We have all experienced it. Sitting in your car, waiting patiently in the left-turn lane for a seemingly never-ending line of traffic to pass or the for the light to change so you can make your turn. Maybe you have waited through many different light changes before finally being able to get to the front of the lane. Then, you have your opening, and you make the move.
We have also all been on the other side of the equation, the driver, traveling straight, who sees that the light has changed. Without even thinking to hit the brakes, you continue on, maybe even pressing the gas to ensure that you make the light. Sadly, this is the type of scenario that causes one of the most common traffic accidents that often end in serious injury. So, who is at fault if a crash takes place? Is it the driver who is making the left-hand turn or the driver that is traveling through the intersection? The answer depends on the circumstances and facts of each case.
Personal Injury Law & Car Crashes
The driver of the car that is making the left-hand turn is going to have a greater burden of proof. The driver that is traveling straight will be considered to be in the “dominant” position with the driver taking the turn being in the “servient” position. The law mandates that the vehicle making the left-hand turn “yield the right of way to traffic approaching from the opposite direction that is in the intersection or so close as to constitute an immediate hazard.” However, once the driver of the vehicle making the turn has yielded, “the driver may turn the vehicle left, and traffic approaching the intersection from the opposite direction must yield the right of way to the vehicle making the left turn.” Simply put, in the case that there is ample room for the driver making the left-hand turn to safely proceed and the other driver continues, the driver heading straight has a duty of care to yield to the driver making the left-hand turn.
In cases where the light has changed to yellow, the court is also required to reference regulations regarding yellow lights. Contrary to the understanding of most motorists, a yellow light does not necessarily mean that the driver must slow down, and it definitely does not mean that you should try your best to run through it before it turns red.

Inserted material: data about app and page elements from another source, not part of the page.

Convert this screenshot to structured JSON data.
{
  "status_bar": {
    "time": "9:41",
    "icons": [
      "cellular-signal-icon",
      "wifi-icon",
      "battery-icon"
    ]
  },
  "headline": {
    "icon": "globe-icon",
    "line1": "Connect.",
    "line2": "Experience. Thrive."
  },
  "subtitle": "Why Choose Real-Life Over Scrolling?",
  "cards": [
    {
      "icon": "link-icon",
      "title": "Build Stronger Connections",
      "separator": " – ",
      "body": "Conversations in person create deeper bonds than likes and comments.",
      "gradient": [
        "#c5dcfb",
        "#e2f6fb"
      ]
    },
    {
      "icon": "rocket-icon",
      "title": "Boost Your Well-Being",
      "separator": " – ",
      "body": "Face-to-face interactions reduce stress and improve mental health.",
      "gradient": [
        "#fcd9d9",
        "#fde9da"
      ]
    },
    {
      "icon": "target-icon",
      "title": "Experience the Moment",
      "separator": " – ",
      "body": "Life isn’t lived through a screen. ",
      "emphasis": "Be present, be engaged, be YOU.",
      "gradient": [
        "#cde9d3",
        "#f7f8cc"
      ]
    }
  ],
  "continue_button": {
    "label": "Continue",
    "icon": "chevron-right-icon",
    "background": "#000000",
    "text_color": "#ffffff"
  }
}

In actuality, a yellow light means to stop, unless the stop cannot be completed safely. So, when the light has turned yellow, the court is required to determine if the light changed before the driver traveling straight entered the intersection and if after this change that driver was able to stop his or her vehicle safely.
The Driver’s Duty of Care
There are some other laws that are often referenced in cases involving left-hand turns, including the obligation of each driver to be aware of hazards, to operate a vehicle with reasonable care and attention, not to exceed the posted speed limit, driving as required for roadway or weather conditions, and not entering an intersection at a red light. In certain cases, the court could find one party 100 percent liable, and in other cases, both parties could be found to be responsible. The court would then assign a percentage of liability to each involved driver under comparative negligence.
In a case where the traffic signal had changed to yellow and the driver traveling straight was at least 140 feet from the intersection when the light changed, the motorist turning left saw the oncoming car but reasonably thought the vehicle had adequate time to come to a stop. The court would find the driver continuing straight to be 100 percent liability for the collision. In another case, where the driver turning left was found liable for not yielding the right of way to the driver heading straight, the court also found the other driver to be responsible due to traveling at an excessive speed. In this case, the court could assign 65 percent fault to the driver making the turn and 35 percent to the driver traveling straight.
At Trial, Who’s at Fault?
In another case, the court found the driver making the left-turn to be 80 percent liable and the driver traveling straight, but somewhat abo e the speed limit at a yellow light, to be 20 percent liable. In another situation, where evidence showed that the traffic light had changed to red before the driver traveling straight came into the intersection, this driver was found to be 100 percent liable. In yet another case, where a crash happened at the same time the traffic light turned red, the court assigned equal liability to both drivers.
Left-Hand Turn Accidents in Salt Lake City
Studies have shown that left-hand turns are a critical pre-collision event in the United States. In fact, left-hand turns are involved in around 22.2 percent of all traffic accidents each year. Intersections are hazardous locations that are prone to collisions, and left-hand turns are involved in nearly 61 percent of accidents that take place at an intersection. These statistics show that left-hand turns can be dangerous if not properly executed, and it is important that everyone practices safe driving practices while behind the wheel.
Victims of these accidents are likely to be seriously injured, as the vehicle they are in enters the path of an oncoming vehicle, resulting in a head-on crash. Spinal cord injuries, head trauma, and post-traumatic stress disorder (PTSD) are common side effects of these accidents. Victims will likely require expensive medical treatments as a result of their injuries.
The experienced team of Salt Lake City car crash attorneys at Siegfried & Jensen understands the law, and we have helped countless victims win settlements worthy of their damages after an accident. Our firm has a proven track record with a 97 percent success rate on a total of 35,000 cases. We have recovered over $850 million for our clients. Call us today at 801-845-9000 if you or a loved one has been injured by a negligent driver.